Article Date: 5/1/2012

Beyond BCVA: Thorough Vision Assessment For Retinal Physicians
nutrition

Understanding the Organic Label

What are you really getting when you purchase certified products?

Kimberly K. Reed, O.D., F.A.A.O.

What exactly are you paying for when you buy organic food? What does that “all natural” label really mean? If a product is imported, does its “organic” label mean the same thing as the U.S. “organic” label?

One of these questions will soon be easier to answer, as the United States and the European Union recently agreed to recognize each other's organic certification standards. With this announcement, it seems like a good time to decipher the meaning of “organic” and other food labels.
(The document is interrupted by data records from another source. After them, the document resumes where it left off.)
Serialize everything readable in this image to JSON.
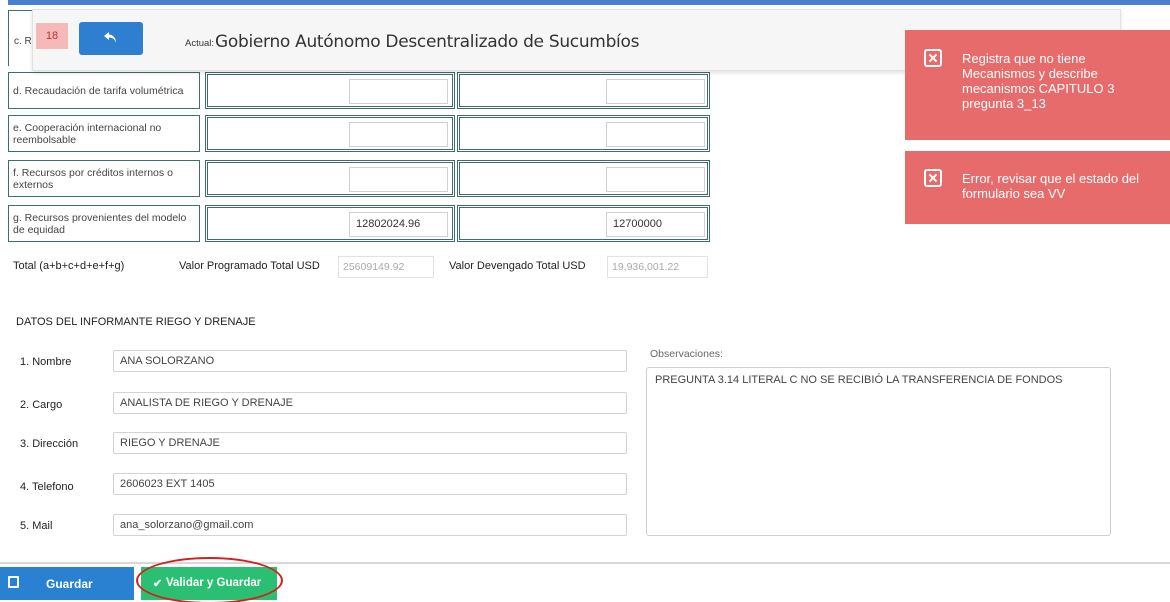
{
  "header": {
    "peek_label": "c. R",
    "badge": "18",
    "actual_label": "Actual:",
    "actual_name": "Gobierno Autónomo Descentralizado de Sucumbíos"
  },
  "funding_rows": [
    {
      "label": "d. Recaudación de tarifa volumétrica",
      "programado": "",
      "devengado": ""
    },
    {
      "label": "e. Cooperación internacional no reembolsable",
      "programado": "",
      "devengado": ""
    },
    {
      "label": "f. Recursos por créditos internos o externos",
      "programado": "",
      "devengado": ""
    },
    {
      "label": "g. Recursos provenientes del modelo de equidad",
      "programado": "12802024.96",
      "devengado": "12700000"
    }
  ],
  "totals": {
    "label": "Total (a+b+c+d+e+f+g)",
    "programado_label": "Valor Programado Total USD",
    "programado_value": "25609149.92",
    "devengado_label": "Valor Devengado Total USD",
    "devengado_value": "19,936,001.22"
  },
  "informante": {
    "section_title": "DATOS DEL INFORMANTE RIEGO Y DRENAJE",
    "fields": [
      {
        "label": "1. Nombre",
        "value": "ANA SOLORZANO"
      },
      {
        "label": "2. Cargo",
        "value": "ANALISTA DE RIEGO Y DRENAJE"
      },
      {
        "label": "3. Dirección",
        "value": "RIEGO Y DRENAJE"
      },
      {
        "label": "4. Telefono",
        "value": "2606023 EXT 1405"
      },
      {
        "label": "5. Mail",
        "value": "ana_solorzano@gmail.com"
      }
    ],
    "observaciones_label": "Observaciones:",
    "observaciones_value": "PREGUNTA 3.14 LITERAL C NO SE RECIBIÓ LA TRANSFERENCIA DE FONDOS"
  },
  "toasts": [
    {
      "message": "Registra que no tiene Mecanismos y describe mecanismos CAPITULO 3 pregunta 3_13"
    },
    {
      "message": "Error, revisar que el estado del formulario sea VV"
    }
  ],
  "actions": {
    "guardar_label": "Guardar",
    "validar_label": "Validar y Guardar"
  },
  "colors": {
    "primary": "#2a81d2",
    "success": "#2bbf73",
    "error_toast": "#e86b6b",
    "highlight": "#d61e1e"
  }
}
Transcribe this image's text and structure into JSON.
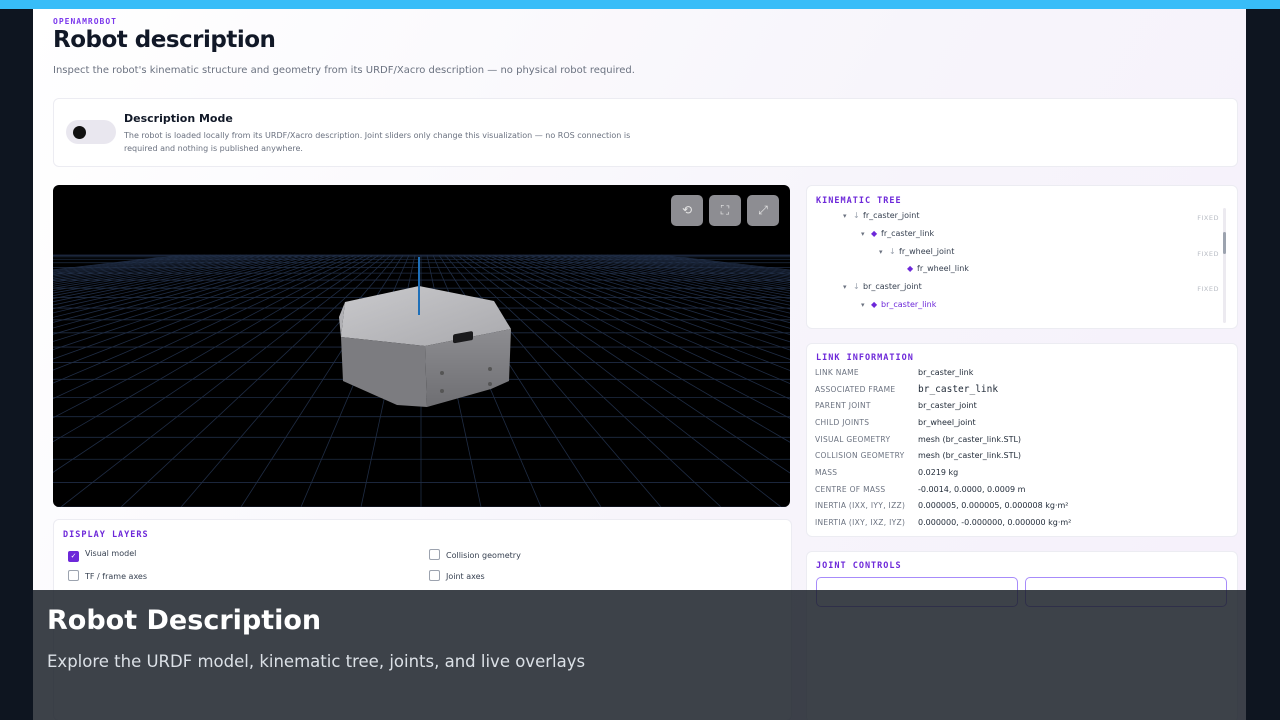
{
  "header": {
    "brand": "OPENAMROBOT",
    "title": "Robot description",
    "subtitle": "Inspect the robot's kinematic structure and geometry from its URDF/Xacro description — no physical robot required."
  },
  "mode": {
    "title": "Description Mode",
    "description": "The robot is loaded locally from its URDF/Xacro description. Joint sliders only change this visualization — no ROS connection is required and nothing is published anywhere.",
    "enabled": false
  },
  "viewport": {
    "buttons": [
      {
        "name": "reset-view-icon",
        "glyph": "⟲"
      },
      {
        "name": "fit-view-icon",
        "glyph": "⛶"
      },
      {
        "name": "fullscreen-icon",
        "glyph": "⤢"
      }
    ]
  },
  "tree": {
    "title": "KINEMATIC TREE",
    "fixed_label": "FIXED",
    "rows": [
      {
        "label": "fr_caster_joint",
        "type": "joint",
        "fixed": true
      },
      {
        "label": "fr_caster_link",
        "type": "link",
        "fixed": false
      },
      {
        "label": "fr_wheel_joint",
        "type": "joint",
        "fixed": true
      },
      {
        "label": "fr_wheel_link",
        "type": "link",
        "fixed": false
      },
      {
        "label": "br_caster_joint",
        "type": "joint",
        "fixed": true
      },
      {
        "label": "br_caster_link",
        "type": "link",
        "fixed": false,
        "selected": true
      }
    ]
  },
  "link_info": {
    "title": "LINK INFORMATION",
    "rows": [
      {
        "key": "LINK NAME",
        "value": "br_caster_link"
      },
      {
        "key": "ASSOCIATED FRAME",
        "value": "br_caster_link",
        "mono": true
      },
      {
        "key": "PARENT JOINT",
        "value": "br_caster_joint"
      },
      {
        "key": "CHILD JOINTS",
        "value": "br_wheel_joint"
      },
      {
        "key": "VISUAL GEOMETRY",
        "value": "mesh (br_caster_link.STL)"
      },
      {
        "key": "COLLISION GEOMETRY",
        "value": "mesh (br_caster_link.STL)"
      },
      {
        "key": "MASS",
        "value": "0.0219 kg"
      },
      {
        "key": "CENTRE OF MASS",
        "value": "-0.0014, 0.0000, 0.0009 m"
      },
      {
        "key": "INERTIA (IXX, IYY, IZZ)",
        "value": "0.000005, 0.000005, 0.000008 kg·m²"
      },
      {
        "key": "INERTIA (IXY, IXZ, IYZ)",
        "value": "0.000000, -0.000000, 0.000000 kg·m²"
      }
    ]
  },
  "layers": {
    "title": "DISPLAY LAYERS",
    "items": [
      {
        "label": "Visual model",
        "checked": true
      },
      {
        "label": "Collision geometry",
        "checked": false
      },
      {
        "label": "TF / frame axes",
        "checked": false
      },
      {
        "label": "Joint axes",
        "checked": false
      }
    ]
  },
  "joint_controls": {
    "title": "JOINT CONTROLS"
  },
  "caption": {
    "title": "Robot Description",
    "subtitle": "Explore the URDF model, kinematic tree, joints, and live overlays"
  },
  "colors": {
    "accent": "#6d28d9",
    "topbar": "#38bdf8"
  }
}
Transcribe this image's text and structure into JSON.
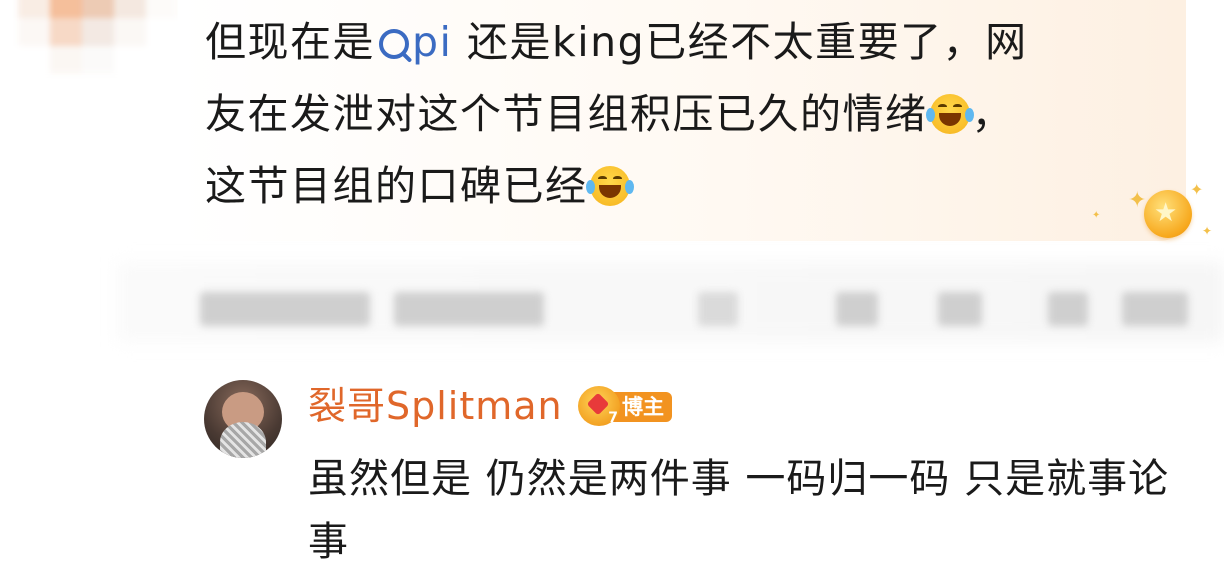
{
  "comment": {
    "line1_before": "但现在是",
    "mention": "pi",
    "line1_after": " 还是king已经不太重要了，网",
    "line2": "友在发泄对这个节目组积压已久的情绪",
    "line2_end": "，",
    "line3": "这节目组的口碑已经",
    "emoji_name": "laugh-cry-emoji"
  },
  "reply": {
    "author": "裂哥Splitman",
    "role_badge": "博主",
    "vip_level": "7",
    "text": "虽然但是 仍然是两件事 一码归一码 只是就事论事"
  },
  "colors": {
    "mention": "#3b6bc2",
    "author": "#e0672a",
    "badge": "#f29320"
  }
}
First, many people associate “organic” with agricultural products that haven't been treated with synthetic fertilizers, but there's more involved than this one restriction. Sewage sludge, eradiation and genetic engineering are also not permitted in organic foods. Philosophically, organic foods and products are those that have been produced through approved methods, integrating cultural, biological and mechanical practices. These practices take into account ecological balance and biodiversity and promote the cycling of resources. Organic food labeling is a function of the United States Department of Agriculture (USDA) through the National Organic Program. (Visit www.ams.usda.gov/AMSv1.0/nop for more information.) More than 90 organic certification agencies operate internationally.

The USDA Organic seal is a strictly regulated label. If a product bears this seal, it is officially certified as organic, and at least 95% of the content of that food is organic. Some foods with the USDA Organic seal boast a “100% organic” label. These foods must be 100% organic, not including the water or salt used to process them. Foods that contain at least 70% organic ingredients are allowed to contain the label phrase “made with organic ingredients.”

Are organic foods always better?

Unfortunately, there is no easy or quick answer to this question. For example, organic meats can come from animals that have been pasture-fed, but may be supplemented with grain. Many nutrition experts strongly believe that certified “grass-fed” animals — who must receive the majority of their nutrients from grass throughout their life — are healthier than grain-fed animals. Animal products that are both organic and grass-fed are ideal, but they can be prohibitively expensive.

In general, organic produce probably contains few potentially harmful substances. Products with exposed soft flesh (strawberries, greens, etc.) are more vulnerable to those substances than are items with a firm outer rind or shell that is not typically eaten. So, many nutrition-minded folks are more likely to choose organic raspberries than they are organic grapefruit.

Free-range, cage-free and natural livestock

“Natural” meat, poultry and egg products must be minimally processed in a manner that does not fundamentally alter the product, and they must be devoid of artificial ingredients. But notice this label only applies to meat, poultry and eggs. This label does not apply to foods that don't contain these products, and further doesn't include references to any farm practices.

“Cage-free” flocks are able to freely roam a building, room or enclosed area with unlimited access to food and fresh water. To be designated as “free-range,” the flock must have continuous access to the outdoors, as well as unlimited access to food and water in a sheltered area.

“Pasture-raised” and “humane” are terms frequently used, but neither term is regulated by the USDA.

Another fairly notorious food term is “mechanically separated.” This refers to a pasty, batter-like animal product that is produced by forcing bones with attached edible meat under high pressure through a sieve to separate the bone from the edible meat tissue.

If you think this sounds rather unappetizing, you're not alone. Meats produced in this manner have been considered “inedible” since 2004. However, poultry and pork products are acceptable. To find out whether mechanically separated chicken or pork is in your child's chicken nugget or hotdog, take note: Food manufacturers are required to list ingredients on the food labels.

Hormones and antibiotics

You might notice on your package of chicken the notation “without added hormones.” Hormones are not allowed in poultry or hogs that are raised for consumption, and the label must explicitly state that fact. Beef suppliers, however, are still permitted to use hormones in their animals, so a beef label stating “hormone free” is meaningful if you are trying to avoid these substances in your foods. A label stating that red meat or poultry is “free of antibiotics” is significant, and it is permitted as long as the USDA has received documentation supporting an antibiotic-free life cycle.

All of this labeling information is in addition to the official “food label” that we typically associate with our foods — that is, the calories, fat grams, sugar content and other macro- and micro-nutrient information. But that's a whole other story, and the topic of a future column. OM

DR. REED IS AN ASSOCIATE PROFESSOR AT THE NOVA SOUTHEASTERN UNIVERSITY COLLEGE OF OPTOMETRY IN FORT LAUDERDALE, FLA., A MEMBER OF THE OCULAR NUTRITION SOCIETY AND AUTHOR OF NUMEROUS ARTICLES ON OCULAR NUTRITION, DISEASE AND PHARMACOLOGY, SHE IS ALSO A FREQUENT CONTINUING EDUCATION LECTURER. TO COMMENT ON THIS COLUMN, E-MAIL DR. REED AT KIM REED@NOVA.EDU.


Optometric Management, Volume: 47 , Issue: May 2012, page(s): 56 75